Carpal Tunnel Syndrome

If you have:

  • tingling and numbness in your thumb, index and middle finger,
  • tingling in all fingers,
  • tingling in only the thumb or middle finger,
  • aching and pain in your hand,
  • aching in your forearm that can radiate to your shoulder or back, and/or
  • clumsiness or a weak grip,

you might have Carpal Tunnel Syndrome.

What is the Carpal Tunnel?
The carpal tunnel is a tunnel inside your hand, formed by a semi-circle of bones on three sides. The fourth side is a ligament that is unable to stretch. The median nerve, nine tendons, a spongy tissue called tenosynovium and a bit of extra room are all located inside this tunnel.

What is Carpal Tunnel Syndrome?
Since the carpal tunnel is unable to stretch, pressure is placed on the median nerve when the tenosynovium begins to swell for any number of reasons. Due to the pressure, you begin to feel the symptoms mentioned above

How is Carpal Tunnel treated?
-CTS can be treated in a variety of ways.
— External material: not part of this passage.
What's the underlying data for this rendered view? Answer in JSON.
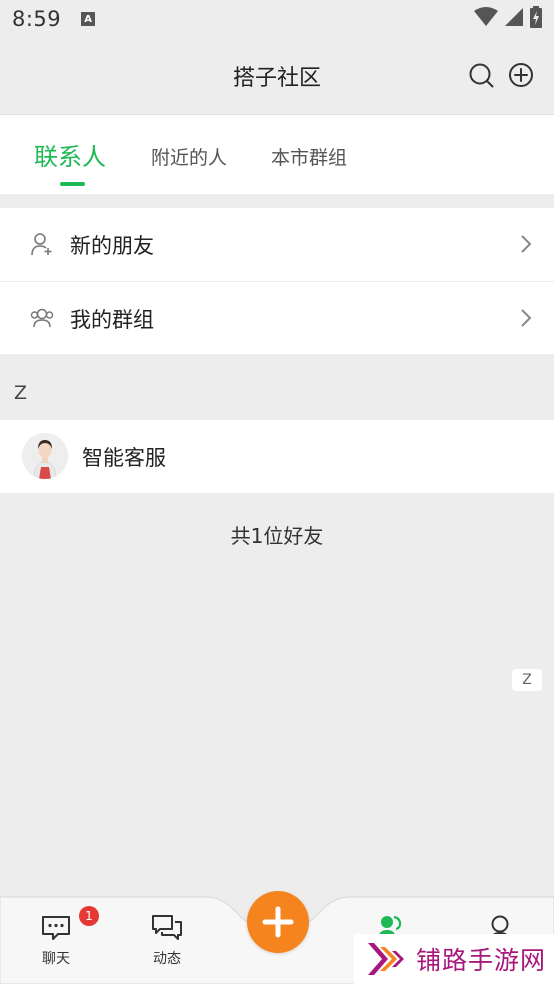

Initially, the wrist is splinted to keep the wrist and forearm in a straight line. Vitamin B6 taken in a dose of 100 mg once a day is felt to act as a mild diuretic (water pill) and may help reduce the symptoms of CTS. An injection of cortisone provides short-term relief of the pain and numbness associated with CTS in 80% of patients. If the symptoms persist surgery may be necessary.

Carpal tunnel release is a procedure where the transverse carpal ligament that forms the roof of the carpal tunnel is cut to relieve the pressure on the median nerve. It is important to recognize that carpal tunnel surgery is not a trivial operation. Whether it is done by an open, limited-open or endoscopic technique there is the risk that tendons, nerves or vessels will be injured. Dr. Bhatnagar has been using the “Safeguard” system for carpal tunnel release (KMI Inc., San Diego) in selected patients. The KMI Safeguard system is designed to help perform limited-open carpal tunnel release. The “Safeguard” system is a device consisting of a knife and a guide. A guide is placed between the transverse carpal ligament and the median nerve. The knife is passed along a groove in the guide as it safely cuts the ligament. This system allows the doctor to be precise and to avoid injury to nerves, vessels, or tendons. This procedure is performed as an outpatient surgery. Recovery time varies according to how much you have to do with your hands, however light use is encouraged immediately after surgery.

Ready to Get Started? Book online to make an appointment with one of our 5 board certified doctors.